Kris: “It’s important to hold your ground, stand by your own morals and beliefs, and not succumb to pressures.”
Kris is a site administrator at Mastermyne. She began her 10-year career in mining working as an operator in open cut mines around Queensland before switching to administration.
The Mastermyne Group Ltd is a leading provider of specialist contracting services to coal-producing areas on the east coast of Australia. Over the past 20 years, it has provided services including roadway development, outbye mine services, secondary support, ventilation, longwall installation, conveyor installation, directional drilling, mine operations, access solutions, protective coatings, mining and industrial consumables, and other major mining project requirements.
Why did you choose mining?
I had seen the dump trucks and really wanted to be a part of that scene. It was a clichéd moment of being in the right place at the right time in terms of how I got a foot in the door though. Fortunately, I was an operator for five years in various open cut mines around Queensland before I got an opportunity to switch into underground administration.
What is your experience of being a woman working in the mining industry?
I find that open cut and underground pits are very different. My experience on the whole has been a great one – I truly love the mining environment. I’m interested in the processes, and I enjoy going underground on occasion in my current role to put what is happening on paper in perspective as to how it develops in the mine.
Could you tell us about some challenges you have faced in the resources sector and how you overcame them?
I have had unwanted sexual advances and texts and have been bullied by superiors and peers.
I have become a strong-willed person – 10 years in the industry has hardened me up. Obviously, each situation is different, and I have learnt over my years what boundaries are acceptable and what is pushing it. It’s important to hold your ground, stand by your own morals and beliefs, and not succumb to pressures.

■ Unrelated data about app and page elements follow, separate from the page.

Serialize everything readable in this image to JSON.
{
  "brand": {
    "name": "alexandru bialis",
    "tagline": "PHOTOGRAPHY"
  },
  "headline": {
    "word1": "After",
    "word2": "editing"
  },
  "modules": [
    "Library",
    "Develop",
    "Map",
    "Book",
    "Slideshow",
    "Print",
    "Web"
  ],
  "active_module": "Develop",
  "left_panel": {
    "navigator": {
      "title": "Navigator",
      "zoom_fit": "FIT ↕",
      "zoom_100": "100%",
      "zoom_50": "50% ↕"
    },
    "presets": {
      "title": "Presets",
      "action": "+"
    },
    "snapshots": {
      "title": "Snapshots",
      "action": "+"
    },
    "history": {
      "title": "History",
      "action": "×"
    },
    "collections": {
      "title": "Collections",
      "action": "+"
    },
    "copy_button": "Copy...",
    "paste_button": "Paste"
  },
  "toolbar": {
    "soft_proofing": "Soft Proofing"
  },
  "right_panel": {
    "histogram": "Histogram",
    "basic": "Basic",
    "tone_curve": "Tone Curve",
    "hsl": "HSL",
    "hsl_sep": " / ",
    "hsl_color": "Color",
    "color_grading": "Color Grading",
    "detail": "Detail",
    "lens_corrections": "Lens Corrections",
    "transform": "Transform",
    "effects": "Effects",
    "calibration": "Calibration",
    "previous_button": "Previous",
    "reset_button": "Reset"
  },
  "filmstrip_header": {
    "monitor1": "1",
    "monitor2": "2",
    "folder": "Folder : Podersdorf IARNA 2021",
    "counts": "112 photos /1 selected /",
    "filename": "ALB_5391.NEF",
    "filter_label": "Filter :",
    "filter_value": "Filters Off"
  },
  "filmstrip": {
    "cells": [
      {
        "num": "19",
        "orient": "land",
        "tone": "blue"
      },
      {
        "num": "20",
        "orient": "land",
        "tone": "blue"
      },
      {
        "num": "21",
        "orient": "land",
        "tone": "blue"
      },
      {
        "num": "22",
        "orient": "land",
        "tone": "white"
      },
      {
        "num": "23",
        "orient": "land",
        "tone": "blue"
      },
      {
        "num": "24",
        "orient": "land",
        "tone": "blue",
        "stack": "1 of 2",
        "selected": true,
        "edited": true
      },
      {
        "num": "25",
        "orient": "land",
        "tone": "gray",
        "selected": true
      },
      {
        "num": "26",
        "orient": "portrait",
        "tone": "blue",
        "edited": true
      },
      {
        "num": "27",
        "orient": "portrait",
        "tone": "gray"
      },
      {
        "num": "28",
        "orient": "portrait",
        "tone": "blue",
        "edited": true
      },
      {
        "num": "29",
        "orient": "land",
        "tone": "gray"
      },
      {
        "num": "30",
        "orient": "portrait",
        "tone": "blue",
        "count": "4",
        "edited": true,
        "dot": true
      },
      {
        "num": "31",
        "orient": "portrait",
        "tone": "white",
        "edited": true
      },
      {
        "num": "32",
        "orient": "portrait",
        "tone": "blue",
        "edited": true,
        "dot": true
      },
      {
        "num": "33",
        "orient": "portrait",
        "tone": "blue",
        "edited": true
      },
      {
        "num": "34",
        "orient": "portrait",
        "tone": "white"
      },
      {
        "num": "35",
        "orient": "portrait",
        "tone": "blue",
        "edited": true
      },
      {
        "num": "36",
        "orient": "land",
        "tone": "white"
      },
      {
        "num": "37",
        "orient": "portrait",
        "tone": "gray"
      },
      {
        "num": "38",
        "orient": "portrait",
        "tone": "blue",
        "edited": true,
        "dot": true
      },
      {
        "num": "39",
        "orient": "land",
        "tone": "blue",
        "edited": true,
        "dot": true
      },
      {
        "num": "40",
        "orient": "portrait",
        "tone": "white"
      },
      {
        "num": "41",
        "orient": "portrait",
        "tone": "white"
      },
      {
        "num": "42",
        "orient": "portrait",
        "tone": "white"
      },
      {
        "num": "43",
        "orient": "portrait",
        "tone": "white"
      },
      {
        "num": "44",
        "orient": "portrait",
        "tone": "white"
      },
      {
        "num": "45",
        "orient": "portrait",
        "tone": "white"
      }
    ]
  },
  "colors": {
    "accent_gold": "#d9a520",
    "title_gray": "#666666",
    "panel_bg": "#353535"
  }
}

Any advice to young women starting out?
It’s a great industry – there are some amazing people who will guide and teach if you are keen and show interest. Don’t get caught up in bitchiness and gossip (yes, the boys are just as bad, if not worse) and don’t be afraid to stand up for yourself when required.
In recognition of women’s contributions to the resources sector and to celebrate International Women’s Day on 8 March 2018, Commit Works is publishing a series of interviews with clients and employees this month.